Bertier's parents divorced early in his childhood (around age 7) and he was raised primarily by his mother, until she remarried to Robert Agnew. As a child and young man, Bertier was described as an amiable, goal-oriented individual. Growing up, Bertier frequently discussed his lifetime goal of winning a gold medal in the Olympics, and as an active participant in various athletics, seemed to be on track for this goal.
Bertier began his high school career at Hammond High School and joined the football team. He became a key player, soon becoming the backbone of the defence. As a sophomore, he was starting line-backer, a position for which he won many honours. However, he was only able to play three seasons, when Hammond H.S. was merged with two other Alexandria high schools to form T.C. Williams High School. The consolidation meant there were many new faces on the football team as well as on the coaching staff, which caused racial tension between team members. This new mixture of Titans was forced to come together as a single successful team, dealing with the issue of racial prejudice, a difficult battle for many members of the team. As a captain, Bertier, along with friend and teammate defensive end Julius Campbell, supported their teammates through this time of struggle. Even though the team was still struggling with prejudice as the season opener rolled around, the strife was not evident in the way the T.C. Titans began the 1971 season.
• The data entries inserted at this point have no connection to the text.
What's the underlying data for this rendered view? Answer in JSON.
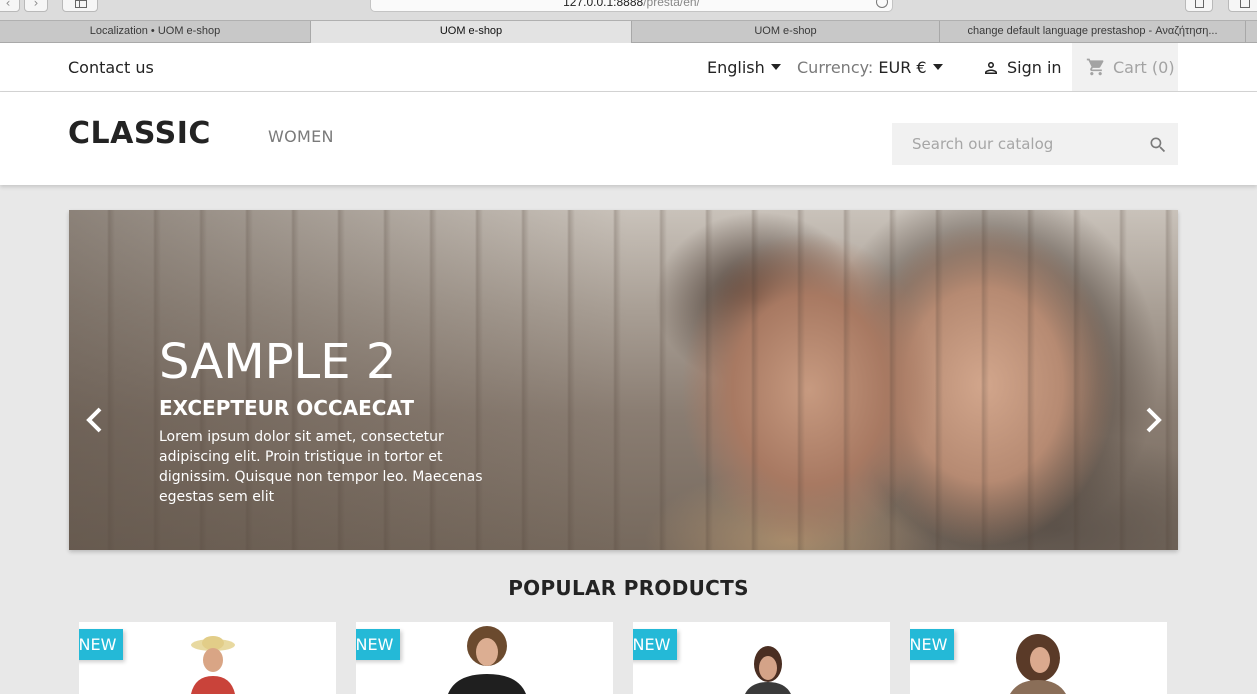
{
  "browser": {
    "url_host": "127.0.0.1:8888",
    "url_path": "/presta/en/",
    "tabs": [
      {
        "label": "Localization • UOM e-shop",
        "active": false
      },
      {
        "label": "UOM e-shop",
        "active": true
      },
      {
        "label": "UOM e-shop",
        "active": false
      },
      {
        "label": "change default language prestashop - Αναζήτηση...",
        "active": false
      }
    ]
  },
  "header": {
    "contact": "Contact us",
    "language": "English",
    "currency_label": "Currency:",
    "currency_value": "EUR €",
    "signin": "Sign in",
    "cart": "Cart (0)"
  },
  "brand": {
    "logo": "CLASSIC",
    "menu": [
      "WOMEN"
    ],
    "search_placeholder": "Search our catalog"
  },
  "carousel": {
    "title": "SAMPLE 2",
    "subtitle": "EXCEPTEUR OCCAECAT",
    "description": "Lorem ipsum dolor sit amet, consectetur adipiscing elit. Proin tristique in tortor et dignissim. Quisque non tempor leo. Maecenas egestas sem elit"
  },
  "products": {
    "title": "POPULAR PRODUCTS",
    "items": [
      {
        "badge": "NEW"
      },
      {
        "badge": "NEW"
      },
      {
        "badge": "NEW"
      },
      {
        "badge": "NEW"
      }
    ]
  },
  "colors": {
    "badge": "#24b9d7",
    "text": "#232323",
    "muted": "#7a7a7a",
    "background": "#e8e8e8"
  }
}
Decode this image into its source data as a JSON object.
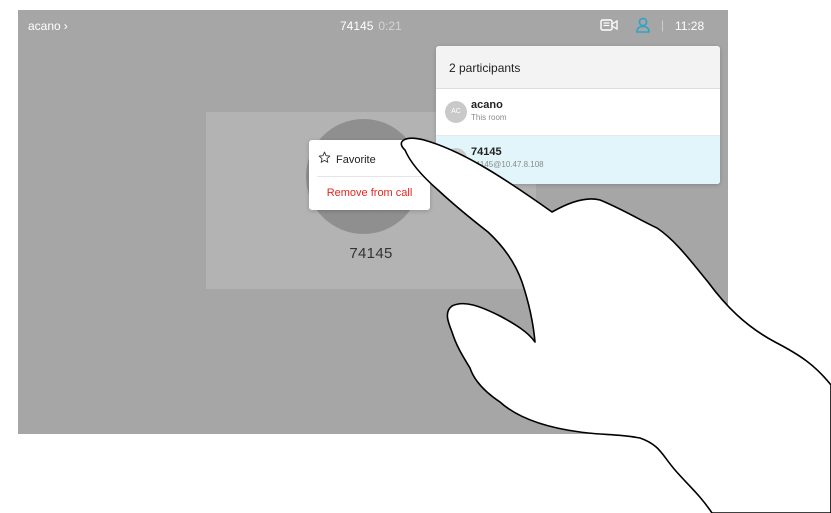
{
  "topbar": {
    "breadcrumb": "acano",
    "breadcrumb_chevron": "›",
    "call_number": "74145",
    "call_duration": "0:21",
    "divider": "|",
    "clock": "11:28",
    "icons": [
      "self-view-camera-icon",
      "participants-icon"
    ],
    "accent_color": "#2fa3c7"
  },
  "video_tile": {
    "name": "74145"
  },
  "context_menu": {
    "favorite_icon": "★",
    "favorite_label": "Favorite",
    "remove_label": "Remove from call",
    "remove_color": "#e5261f"
  },
  "participants_panel": {
    "title": "2 participants",
    "participants": [
      {
        "initials": "AC",
        "name": "acano",
        "detail": "This room"
      },
      {
        "initials": "",
        "name": "74145",
        "detail": "74145@10.47.8.108"
      }
    ],
    "selected_color": "#e1f5fa"
  },
  "overlay": {
    "icon": "pointing-hand-illustration"
  }
}
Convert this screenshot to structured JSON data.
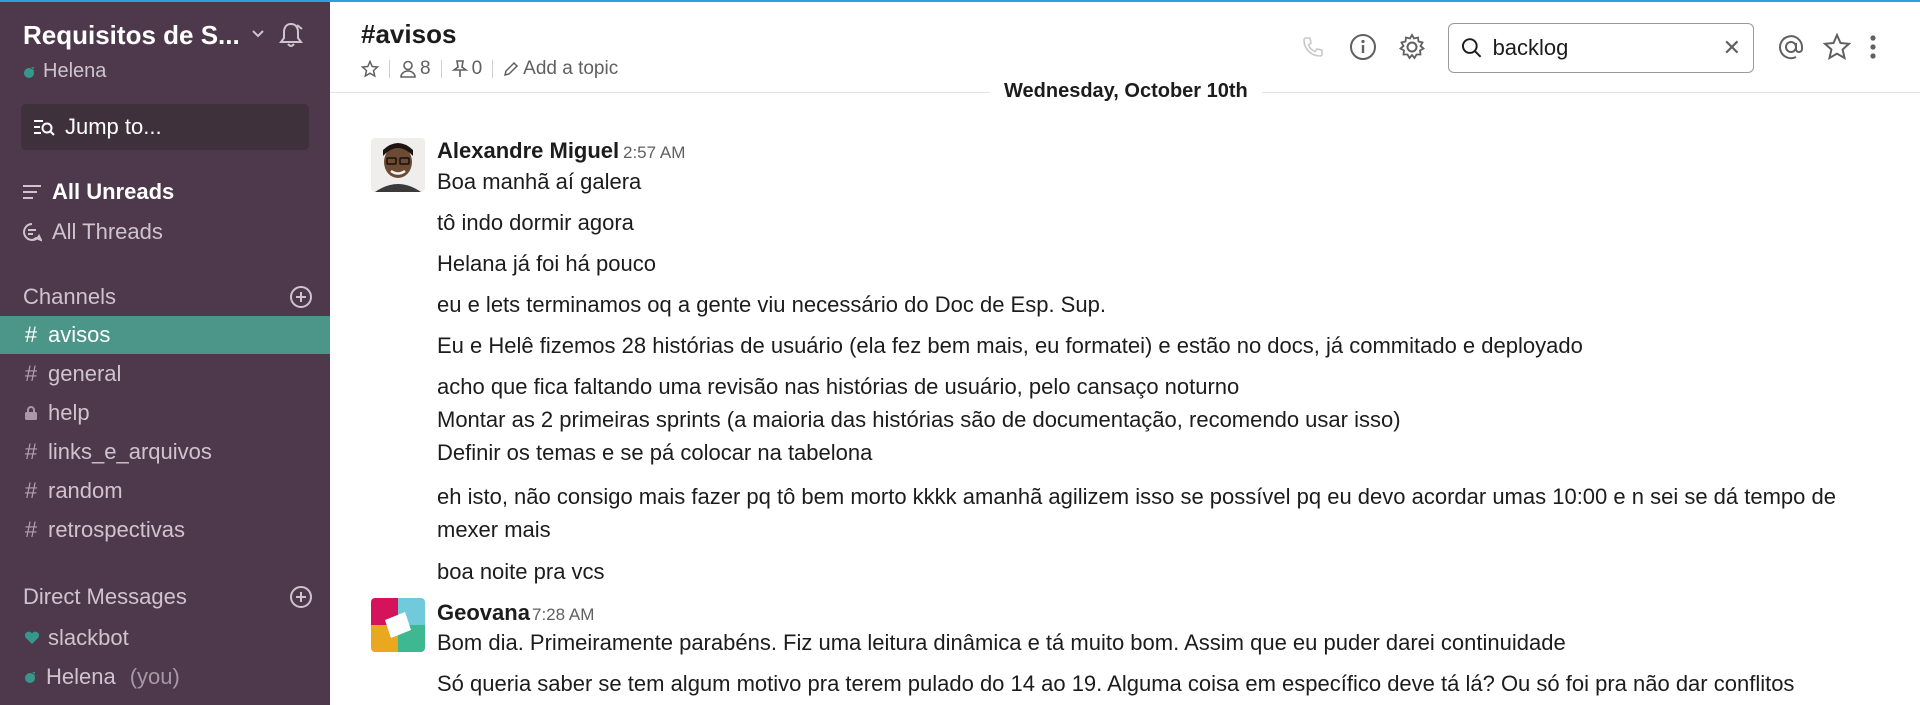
{
  "sidebar": {
    "team_name": "Requisitos de S...",
    "user": "Helena",
    "jump_label": "Jump to...",
    "nav": [
      {
        "label": "All Unreads"
      },
      {
        "label": "All Threads"
      }
    ],
    "channels_title": "Channels",
    "channels": [
      {
        "label": "avisos",
        "icon": "hash"
      },
      {
        "label": "general",
        "icon": "hash"
      },
      {
        "label": "help",
        "icon": "lock"
      },
      {
        "label": "links_e_arquivos",
        "icon": "hash"
      },
      {
        "label": "random",
        "icon": "hash"
      },
      {
        "label": "retrospectivas",
        "icon": "hash"
      }
    ],
    "dm_title": "Direct Messages",
    "dms": [
      {
        "label": "slackbot",
        "suffix": ""
      },
      {
        "label": "Helena",
        "suffix": "(you)"
      }
    ]
  },
  "header": {
    "channel_name": "#avisos",
    "member_count": "8",
    "pinned_count": "0",
    "topic_placeholder": "Add a topic",
    "search_value": "backlog"
  },
  "date_divider": "Wednesday, October 10th",
  "messages": [
    {
      "author": "Alexandre Miguel",
      "time": "2:57 AM",
      "lines": [
        "Boa manhã aí galera",
        "tô indo dormir agora",
        "Helana já foi há pouco",
        "eu e lets terminamos oq a gente viu necessário do Doc de Esp. Sup.",
        "Eu e Helê fizemos 28 histórias de usuário (ela fez bem mais, eu formatei) e estão no docs, já commitado e deployado",
        "acho que fica faltando uma revisão nas histórias de usuário, pelo cansaço noturno",
        "Montar as 2 primeiras sprints (a maioria das histórias são de documentação, recomendo usar isso)",
        "Definir os temas e se pá colocar na tabelona",
        "eh isto, não consigo mais fazer pq tô bem morto kkkk amanhã agilizem isso se possível pq eu devo acordar umas 10:00 e n sei se dá tempo de mexer mais",
        "boa noite pra vcs"
      ]
    },
    {
      "author": "Geovana",
      "time": "7:28 AM",
      "lines": [
        "Bom dia. Primeiramente parabéns. Fiz uma leitura dinâmica e tá muito bom. Assim que eu puder darei continuidade",
        "Só queria saber se tem algum motivo pra terem pulado do 14 ao 19. Alguma coisa em específico deve tá lá? Ou só foi pra não dar conflitos"
      ]
    }
  ],
  "colors": {
    "sidebar_bg": "#4d394b",
    "active_channel": "#4c9689",
    "presence": "#38978d"
  }
}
The Titans went 13-0, including nine shut outs, and went on to win the Virginia State Championship during the Titans' undefeated